The program has begun to attract greater numbers of tradespeople, as well as more workers from non-English speaking nations such as India, China and the Philippines.

With greater communication difficulties and lower levels of education, this growing group of employees has been at much higher risk of exploitation by unscrupulous employers.

Sadly, under the watch of the former Howard Government, exploitation became a scourge on the scheme.

Initially denying any problems with the 457 visas, then defending her department by virtue of the fact it could not properly monitor the scheme, the former minister ultimately ordered a stop on the public release of information about the program in 2006.

However, through the media, the Australian public began to hear about employers who were undermining local wages and conditions by bringing in 457 visa workers.

By June last year, the then Minister for Immigration Kevin Andrews started to move on trying to plug the holes in the scheme.

However, stakeholders were not properly consulted in this process.

This failure meant many of the system’s shortcomings were not identified, let alone acted upon.

Of the changes that were made, some were too heavy-handed, resulting in an increase in red tape across the scheme—even for the majority of employers who had been doing the right thing.

Overall, it was a case of too little, too late.

The program needed a real overhaul, not just some minor tweaking.

The Rudd government recognises the need for Australia’s temporary overseas worker program to be in tune with global migration trends.

This is essential if we are to stay competitive in the world labour market.

And we need the confidence of stakeholders at home if we are to engage employers to take up the economic opportunities the scheme offers.

One important element in the attempt to gain the confidence of the major players is wages.

In August this year, the government indexed the minimum wage for 457 visa workers for the first time in two years.

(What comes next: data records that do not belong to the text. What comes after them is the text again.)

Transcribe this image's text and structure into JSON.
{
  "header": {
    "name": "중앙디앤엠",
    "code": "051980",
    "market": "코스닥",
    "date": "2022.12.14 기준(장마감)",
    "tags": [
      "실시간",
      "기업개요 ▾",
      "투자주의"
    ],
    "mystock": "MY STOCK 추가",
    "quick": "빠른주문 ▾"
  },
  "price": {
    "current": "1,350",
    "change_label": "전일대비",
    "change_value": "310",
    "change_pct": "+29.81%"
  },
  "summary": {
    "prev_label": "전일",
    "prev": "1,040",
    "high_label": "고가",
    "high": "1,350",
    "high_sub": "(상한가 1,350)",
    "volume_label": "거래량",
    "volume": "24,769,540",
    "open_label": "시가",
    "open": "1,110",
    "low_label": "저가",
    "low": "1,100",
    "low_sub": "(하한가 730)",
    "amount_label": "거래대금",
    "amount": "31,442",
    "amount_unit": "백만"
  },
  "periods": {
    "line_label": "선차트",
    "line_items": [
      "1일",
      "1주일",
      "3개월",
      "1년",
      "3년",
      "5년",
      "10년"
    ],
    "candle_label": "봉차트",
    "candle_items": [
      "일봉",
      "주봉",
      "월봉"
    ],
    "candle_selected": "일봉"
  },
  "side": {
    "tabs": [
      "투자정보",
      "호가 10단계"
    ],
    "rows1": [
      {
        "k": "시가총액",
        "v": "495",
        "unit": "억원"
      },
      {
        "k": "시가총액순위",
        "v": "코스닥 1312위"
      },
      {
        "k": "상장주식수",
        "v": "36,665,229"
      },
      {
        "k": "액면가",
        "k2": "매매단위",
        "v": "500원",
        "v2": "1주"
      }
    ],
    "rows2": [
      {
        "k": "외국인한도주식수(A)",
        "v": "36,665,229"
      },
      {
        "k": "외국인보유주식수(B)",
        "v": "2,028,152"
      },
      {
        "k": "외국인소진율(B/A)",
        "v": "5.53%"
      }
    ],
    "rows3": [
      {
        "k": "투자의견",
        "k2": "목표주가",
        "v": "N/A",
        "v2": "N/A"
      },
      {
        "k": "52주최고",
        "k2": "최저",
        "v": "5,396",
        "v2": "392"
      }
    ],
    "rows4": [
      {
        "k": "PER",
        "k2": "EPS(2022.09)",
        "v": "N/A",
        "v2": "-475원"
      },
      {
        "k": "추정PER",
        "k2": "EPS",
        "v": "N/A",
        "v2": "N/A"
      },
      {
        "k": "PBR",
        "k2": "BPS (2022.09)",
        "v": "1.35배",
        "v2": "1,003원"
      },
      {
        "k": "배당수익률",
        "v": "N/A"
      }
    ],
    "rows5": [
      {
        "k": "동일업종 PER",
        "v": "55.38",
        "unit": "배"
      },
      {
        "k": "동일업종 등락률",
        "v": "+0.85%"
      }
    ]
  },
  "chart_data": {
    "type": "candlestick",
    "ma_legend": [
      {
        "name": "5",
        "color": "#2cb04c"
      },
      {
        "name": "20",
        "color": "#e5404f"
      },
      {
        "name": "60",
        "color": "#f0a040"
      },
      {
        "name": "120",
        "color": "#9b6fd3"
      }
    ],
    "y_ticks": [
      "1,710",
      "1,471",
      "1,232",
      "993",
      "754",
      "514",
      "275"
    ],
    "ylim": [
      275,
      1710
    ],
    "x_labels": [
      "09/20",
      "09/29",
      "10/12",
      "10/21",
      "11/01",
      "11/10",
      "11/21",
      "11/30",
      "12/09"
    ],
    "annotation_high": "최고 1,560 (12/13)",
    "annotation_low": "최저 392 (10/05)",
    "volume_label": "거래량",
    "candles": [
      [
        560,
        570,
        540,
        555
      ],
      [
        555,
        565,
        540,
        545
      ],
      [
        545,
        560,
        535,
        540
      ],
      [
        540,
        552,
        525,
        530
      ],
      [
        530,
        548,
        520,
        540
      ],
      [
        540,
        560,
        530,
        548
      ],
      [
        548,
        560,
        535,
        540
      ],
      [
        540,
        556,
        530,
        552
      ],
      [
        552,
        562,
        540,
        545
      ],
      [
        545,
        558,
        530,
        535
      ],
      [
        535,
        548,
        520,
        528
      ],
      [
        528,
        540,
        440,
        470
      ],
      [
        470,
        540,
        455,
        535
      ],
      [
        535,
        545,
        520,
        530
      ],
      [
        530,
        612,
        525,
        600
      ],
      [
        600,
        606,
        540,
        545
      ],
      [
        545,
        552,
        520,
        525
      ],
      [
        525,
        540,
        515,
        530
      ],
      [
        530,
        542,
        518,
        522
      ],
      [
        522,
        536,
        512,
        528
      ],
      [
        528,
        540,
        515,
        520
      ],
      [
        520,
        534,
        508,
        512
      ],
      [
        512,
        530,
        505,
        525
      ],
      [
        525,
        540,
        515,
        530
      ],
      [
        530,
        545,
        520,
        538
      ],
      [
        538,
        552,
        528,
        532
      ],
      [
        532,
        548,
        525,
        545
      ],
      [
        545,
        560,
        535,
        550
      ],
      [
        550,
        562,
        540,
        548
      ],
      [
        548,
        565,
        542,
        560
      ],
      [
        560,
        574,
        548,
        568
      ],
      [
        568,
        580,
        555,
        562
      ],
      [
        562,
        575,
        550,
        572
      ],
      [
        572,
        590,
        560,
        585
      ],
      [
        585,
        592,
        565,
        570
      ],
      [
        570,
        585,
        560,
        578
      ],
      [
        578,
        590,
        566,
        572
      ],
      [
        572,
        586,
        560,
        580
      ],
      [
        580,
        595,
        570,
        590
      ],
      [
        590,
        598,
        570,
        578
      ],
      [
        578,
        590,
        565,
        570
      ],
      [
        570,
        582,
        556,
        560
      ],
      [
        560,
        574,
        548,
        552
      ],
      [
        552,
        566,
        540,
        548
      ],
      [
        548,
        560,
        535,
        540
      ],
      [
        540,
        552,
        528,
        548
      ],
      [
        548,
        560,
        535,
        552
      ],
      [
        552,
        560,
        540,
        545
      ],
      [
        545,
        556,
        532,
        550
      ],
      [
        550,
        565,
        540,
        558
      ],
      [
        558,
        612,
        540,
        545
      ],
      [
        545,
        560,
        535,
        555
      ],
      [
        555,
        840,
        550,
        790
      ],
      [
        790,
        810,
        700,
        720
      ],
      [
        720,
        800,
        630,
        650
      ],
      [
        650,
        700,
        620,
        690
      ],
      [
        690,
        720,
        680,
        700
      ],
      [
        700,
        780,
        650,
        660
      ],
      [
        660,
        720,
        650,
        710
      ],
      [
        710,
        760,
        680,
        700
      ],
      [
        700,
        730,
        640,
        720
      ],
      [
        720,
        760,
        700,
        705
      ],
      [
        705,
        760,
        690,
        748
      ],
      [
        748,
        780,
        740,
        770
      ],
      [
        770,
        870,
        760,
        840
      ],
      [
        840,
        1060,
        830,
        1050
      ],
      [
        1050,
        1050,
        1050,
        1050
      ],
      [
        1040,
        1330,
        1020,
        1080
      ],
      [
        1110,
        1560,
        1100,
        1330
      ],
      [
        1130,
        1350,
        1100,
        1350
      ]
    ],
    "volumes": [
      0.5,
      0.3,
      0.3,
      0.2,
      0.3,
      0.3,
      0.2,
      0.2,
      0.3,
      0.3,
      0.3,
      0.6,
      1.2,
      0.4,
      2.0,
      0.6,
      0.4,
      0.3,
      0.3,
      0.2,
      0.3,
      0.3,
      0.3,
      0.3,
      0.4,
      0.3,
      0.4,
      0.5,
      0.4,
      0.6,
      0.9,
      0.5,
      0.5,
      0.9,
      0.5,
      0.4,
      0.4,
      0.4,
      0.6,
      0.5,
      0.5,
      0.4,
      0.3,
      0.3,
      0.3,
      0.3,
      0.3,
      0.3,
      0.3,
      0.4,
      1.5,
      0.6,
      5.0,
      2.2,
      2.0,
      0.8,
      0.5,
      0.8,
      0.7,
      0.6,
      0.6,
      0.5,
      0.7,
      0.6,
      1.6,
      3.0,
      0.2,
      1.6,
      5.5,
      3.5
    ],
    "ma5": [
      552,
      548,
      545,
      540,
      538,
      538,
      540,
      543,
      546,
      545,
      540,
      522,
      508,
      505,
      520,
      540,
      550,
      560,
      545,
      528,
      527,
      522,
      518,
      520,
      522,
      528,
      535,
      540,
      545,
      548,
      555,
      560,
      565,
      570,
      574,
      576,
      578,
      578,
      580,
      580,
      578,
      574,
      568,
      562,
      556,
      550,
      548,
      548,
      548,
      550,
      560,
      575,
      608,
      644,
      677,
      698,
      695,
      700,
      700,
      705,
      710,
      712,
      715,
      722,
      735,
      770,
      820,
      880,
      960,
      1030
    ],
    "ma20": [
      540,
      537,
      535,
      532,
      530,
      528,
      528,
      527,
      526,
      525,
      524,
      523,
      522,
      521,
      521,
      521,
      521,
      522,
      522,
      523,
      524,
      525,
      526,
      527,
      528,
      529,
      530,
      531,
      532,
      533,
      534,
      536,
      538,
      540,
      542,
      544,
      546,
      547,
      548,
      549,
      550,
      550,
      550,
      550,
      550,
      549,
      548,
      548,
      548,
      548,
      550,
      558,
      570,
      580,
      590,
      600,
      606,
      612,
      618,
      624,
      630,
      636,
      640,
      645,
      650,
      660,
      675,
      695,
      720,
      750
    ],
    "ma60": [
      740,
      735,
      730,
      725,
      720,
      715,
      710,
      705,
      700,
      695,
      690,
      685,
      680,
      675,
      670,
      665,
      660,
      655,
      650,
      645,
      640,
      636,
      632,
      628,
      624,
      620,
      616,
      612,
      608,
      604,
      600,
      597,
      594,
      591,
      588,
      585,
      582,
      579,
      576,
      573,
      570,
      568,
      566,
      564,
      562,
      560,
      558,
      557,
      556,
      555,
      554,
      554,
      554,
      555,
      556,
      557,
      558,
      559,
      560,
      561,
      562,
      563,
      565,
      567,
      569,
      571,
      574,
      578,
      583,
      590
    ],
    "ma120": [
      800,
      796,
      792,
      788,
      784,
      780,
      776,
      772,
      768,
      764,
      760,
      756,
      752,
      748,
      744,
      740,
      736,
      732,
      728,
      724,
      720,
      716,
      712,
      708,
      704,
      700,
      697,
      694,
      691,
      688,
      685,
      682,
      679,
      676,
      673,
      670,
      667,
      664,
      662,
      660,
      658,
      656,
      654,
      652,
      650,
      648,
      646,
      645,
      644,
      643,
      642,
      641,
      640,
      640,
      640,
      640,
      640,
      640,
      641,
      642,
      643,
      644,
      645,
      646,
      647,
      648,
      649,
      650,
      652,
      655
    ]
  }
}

This has meant an increase in the non-regional base salary level from $41,850 to $43,440 per annum and from $57,300 to $59,480 for ICT professionals.

The Government also appointed Barbara Deegan, an Industrial Relations Commissioner, to review the integrity of the current 457 visa program and recommend measures to better protect overseas workers.

And in the 2008/09 Budget, the Rudd government gave real and meaningful backing to its commitment to improve the temporary skilled migration program by allocating $19.6 million towards that end.

That funding for a range of 457 Visa integrity measures, includes this bill.

It also covers the establishment of a departmental working group which is charged with the task of creating a longer-term reform package.

Ultimately, the Subclass 457 visa system needs to be streamlined and transparent if we are to prove its integrity to the Australian people.

It must not undermine the pay and conditions of Australian workers if it is to be accepted as legitimate.

And it must not allow the exploitation of the overseas workers it seeks to attract to employment in Australia.

In order to achieve these necessary advances, we have begun analysing and addressing stakeholder apprehensions with the scheme.

And we have begun to act—as I have generally outlined today—in a decisive, timely, considered, collaborative and coordinated fashion.

This bill is a crucial plank in that plan of action … that commitment to improve the Subclass 457 Visa system for all involved, particularly the employees and employers on which the scheme relies.

We have also taken into consideration the effects of the scheme on the Australian people and the Australian economy.

I commend the bill to the Senate.